“We support the continued stay of the Jan. 27 Executive Order because we believe the order does material harm to our ability to attract and recruit the very best scholars from around the world,” Chancellor Nicholas S. Zeppos said in a press release. “We also believe the order has the potential to reverse the great strides Vanderbilt has made in creating and nurturing a welcoming campus environment that reflects the global and diverse world that our students will enter upon graduation.”

An amicus curiae brief is Latin for “friend of the court,” and is filed by parties who are not part of the litigation, but who have a vested interest in the outcome of a case. The court uses amicus brief to consider relevant views of those who are affected by the outcome of litigation.

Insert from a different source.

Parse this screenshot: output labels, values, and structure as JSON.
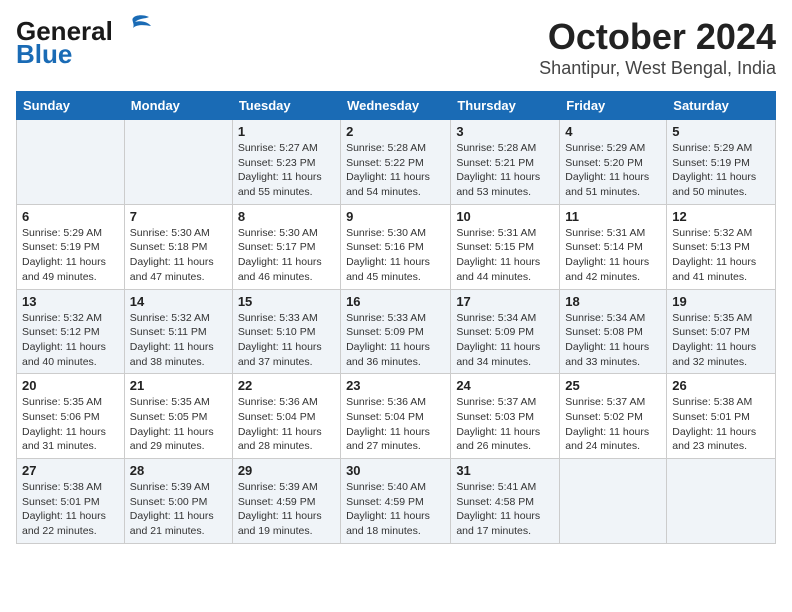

Each school, including Vanderbilt, filed an interest of amici, explaining why this Executive Order threatens their ability “to educate future leaders from nearly every continent,” according to the document. In data provided in the footnote of the brief, Vanderbilt’s undergraduate population is made up of 7.6% international students, and 23.2% of the graduate school students are from abroad.

“Vanderbilt University is a center for scholarly research, informed and creative teaching, and service to the community and society at large. . . . In pursuit of these goals, Vanderbilt values most highly intellectual freedom that supports open inquiry, equality, compassion, and excellence in all endeavors,” the school wrote, summarizing their mission, values and goals.

The Vanderbilt Office of General Counsel worked with its counterparts at peer universities as well as the law firm Jenner & Block to write, edit and submit the brief on behalf of the seventeen schools, according to Melanie Moran, Executive Director of Integrated Communications at Vanderbilt. The last time Vanderbilt filed an amicus brief was in the 2015 case Fisher v. University of Texas, supporting the continued consideration of race as one factor among many in admissions decisions.

The press release on the brief also cites international research as a motivation for becoming a signatory of the brief.

“In addition to recruiting the best students, some of the most exciting research and discoveries taking place on our campus are fueled by partnerships with international researchers,” Provost and Vice Chancellor for Academic Affairs Susan R. Wente said in the release. “These scholars must be able to travel freely to conduct their work and to continue our work together. We support policies that ensure safe and legal travel while maintaining the freedom of individuals to pursue their research, scholarship, art and discovery without fear of being detained or delayed.”

According to the press release, the brief is being filed in pending litigation on the Executive Order in the U.S. District Court for the Eastern District of New York. In addition to Vanderbilt, the brief is being submitted jointly by Brown University, Carnegie Mellon University, Columbia University, Cornell University, Dartmouth College, Duke University, Emory University, Harvard University, Johns Hopkins University, Massachusetts Institute of Technology, Northwestern University, Princeton University, Stanford University, University of Chicago, University of Pennsylvania and Yale University.

“The university will closely monitor the outcome of this case and other developments to determine if and when our engagement can further promote policies that support our continued ability to recruit and support the most talented students, faculty and staff from around the world,” Moran said.